When considering a showcase for gallery and museum artifacts, it is important to choose one that will complement the items being displayed and not overpower. Here are three tips for choosing the best gallery/museum showcase.
LESS IS MORE | As little showcase/display area as possible
In the case of gallery/museum displays, less is always more. It is about the item inside the case more so than the entire showcase acting as a product display. Every building material used (framing, glass etc.) in the showcase is chosen to ensure there is as little framing and display material area as possible. This means less solid panels, more open space; less framing, more glass; less storage, more light.“The important feature of any showcase, for us, is to highlight the artifacts and displays in a way
that minimizes the showcase itself.” ~ David Menary, Co-Founder of Cambridge Sports Hall of Fame**
AU NATURAL | No branding on the display cases
One of the most noticeable differences between a retail and gallery/museum showcase is the lack of branding. In galleries and museums, you are not selling a product, you are displaying pieces of art and historic artifacts.“Our showcases, when coupled with artifacts, create an ambience for the presentation
of exhibits that might not otherwise be seen in a retail case.” ~ D. Menary
There is no need for banner ads, logos or promotional signage, therefore you gain that extra space to create a clean area for the items to be displayed.
NON-COMPETE | Invisible displays
By using less distracting materials and eliminating the branding component, gallery/museum showcases are much more neutral and don’t compete with the items inside.
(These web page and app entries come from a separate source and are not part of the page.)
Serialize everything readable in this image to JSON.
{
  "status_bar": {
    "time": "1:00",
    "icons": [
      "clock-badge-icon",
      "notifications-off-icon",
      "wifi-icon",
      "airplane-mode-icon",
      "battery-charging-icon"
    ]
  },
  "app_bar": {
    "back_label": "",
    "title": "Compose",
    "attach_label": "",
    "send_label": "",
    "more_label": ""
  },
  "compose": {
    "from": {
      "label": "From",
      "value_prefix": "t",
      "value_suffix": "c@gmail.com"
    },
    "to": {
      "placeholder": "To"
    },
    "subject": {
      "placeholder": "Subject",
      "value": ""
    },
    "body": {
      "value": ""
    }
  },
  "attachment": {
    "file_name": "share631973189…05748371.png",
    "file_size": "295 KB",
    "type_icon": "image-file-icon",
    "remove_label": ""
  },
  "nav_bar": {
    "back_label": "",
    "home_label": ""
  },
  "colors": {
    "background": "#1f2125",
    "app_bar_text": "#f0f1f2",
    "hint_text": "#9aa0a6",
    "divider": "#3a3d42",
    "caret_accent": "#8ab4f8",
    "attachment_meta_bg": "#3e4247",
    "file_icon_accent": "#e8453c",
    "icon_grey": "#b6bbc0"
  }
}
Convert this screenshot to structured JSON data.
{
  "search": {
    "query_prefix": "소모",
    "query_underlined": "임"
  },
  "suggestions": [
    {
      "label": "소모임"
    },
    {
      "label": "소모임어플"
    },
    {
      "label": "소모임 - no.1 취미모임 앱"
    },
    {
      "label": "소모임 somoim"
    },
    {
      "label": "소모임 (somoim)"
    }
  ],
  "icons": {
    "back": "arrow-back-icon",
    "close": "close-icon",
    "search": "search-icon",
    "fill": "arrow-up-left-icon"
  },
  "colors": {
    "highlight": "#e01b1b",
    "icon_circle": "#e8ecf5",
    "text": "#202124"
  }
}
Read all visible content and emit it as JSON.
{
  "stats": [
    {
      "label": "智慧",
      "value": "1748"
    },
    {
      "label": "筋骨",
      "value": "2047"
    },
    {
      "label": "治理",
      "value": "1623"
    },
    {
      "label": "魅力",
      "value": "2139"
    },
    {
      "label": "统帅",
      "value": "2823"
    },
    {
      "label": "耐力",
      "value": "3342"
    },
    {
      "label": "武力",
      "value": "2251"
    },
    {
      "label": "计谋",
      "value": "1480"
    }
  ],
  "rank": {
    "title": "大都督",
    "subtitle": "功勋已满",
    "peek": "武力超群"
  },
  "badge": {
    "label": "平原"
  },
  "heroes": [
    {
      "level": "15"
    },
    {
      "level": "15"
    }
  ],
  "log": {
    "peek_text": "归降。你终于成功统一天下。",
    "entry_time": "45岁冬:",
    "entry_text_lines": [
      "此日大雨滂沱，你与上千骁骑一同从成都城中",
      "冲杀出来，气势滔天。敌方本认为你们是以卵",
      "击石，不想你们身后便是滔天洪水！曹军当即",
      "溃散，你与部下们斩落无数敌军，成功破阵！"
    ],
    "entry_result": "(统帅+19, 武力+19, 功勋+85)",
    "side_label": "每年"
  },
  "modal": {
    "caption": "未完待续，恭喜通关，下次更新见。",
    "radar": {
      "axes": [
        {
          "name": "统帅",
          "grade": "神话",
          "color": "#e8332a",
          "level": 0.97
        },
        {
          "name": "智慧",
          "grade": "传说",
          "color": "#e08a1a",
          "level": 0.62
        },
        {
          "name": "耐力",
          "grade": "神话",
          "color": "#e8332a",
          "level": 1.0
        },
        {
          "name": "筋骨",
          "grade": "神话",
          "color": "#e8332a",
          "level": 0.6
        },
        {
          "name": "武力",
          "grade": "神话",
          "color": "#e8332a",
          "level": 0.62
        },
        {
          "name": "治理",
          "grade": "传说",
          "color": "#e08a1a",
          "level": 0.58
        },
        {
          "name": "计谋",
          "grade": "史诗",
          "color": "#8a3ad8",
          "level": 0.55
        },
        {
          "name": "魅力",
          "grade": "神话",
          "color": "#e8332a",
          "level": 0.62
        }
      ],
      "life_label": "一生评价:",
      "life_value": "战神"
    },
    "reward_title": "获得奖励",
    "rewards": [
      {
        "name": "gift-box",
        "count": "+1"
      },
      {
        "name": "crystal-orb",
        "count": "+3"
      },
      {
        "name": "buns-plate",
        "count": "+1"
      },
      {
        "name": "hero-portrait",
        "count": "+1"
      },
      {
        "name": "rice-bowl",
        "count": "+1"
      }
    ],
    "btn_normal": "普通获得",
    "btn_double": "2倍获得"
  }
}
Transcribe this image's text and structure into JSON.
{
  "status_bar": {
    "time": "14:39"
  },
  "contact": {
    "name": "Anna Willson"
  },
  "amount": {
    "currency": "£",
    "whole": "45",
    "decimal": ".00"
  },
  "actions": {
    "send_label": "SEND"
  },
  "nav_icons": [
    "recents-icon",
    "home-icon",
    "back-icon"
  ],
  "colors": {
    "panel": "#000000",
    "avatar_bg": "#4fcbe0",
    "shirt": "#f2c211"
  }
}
When users interact with gallery/museum showcases it is important that the showcase appear almost invisible, the main focus always being on the art/artifact being displayed.
Internal lighting is an important component in creating invisible displays. By highlighting the object inside a showcase with proper lighting, you’re drawing the viewers eye in, past “Lighting can make or break an exhibition or display. When comparing display cases using only ambient
room lighting with those that have internal lighting, the difference can be stunning.” ~ D. Menary
Overall, when choosing a showcase for a gallery/museum you always want to ensure that you’re complementing the items inside and not competing. Choose showcases that have as little framing and display material area as possible, no banner ads, logos or promotional signage and most importantly include proper internal lighting.
The SO Showcase TeamTo see examples of gallery/museum showcases please visit our website
** Thank you to David Menary, Co-Founder of Cambridge Sports Hall of Fame in Cambridge, Ontario. A valued client since 1996, the Cambridge Sports Hall of Fame serves their community of extremely strong sports heritage with displays of words, pictures and memorabilia.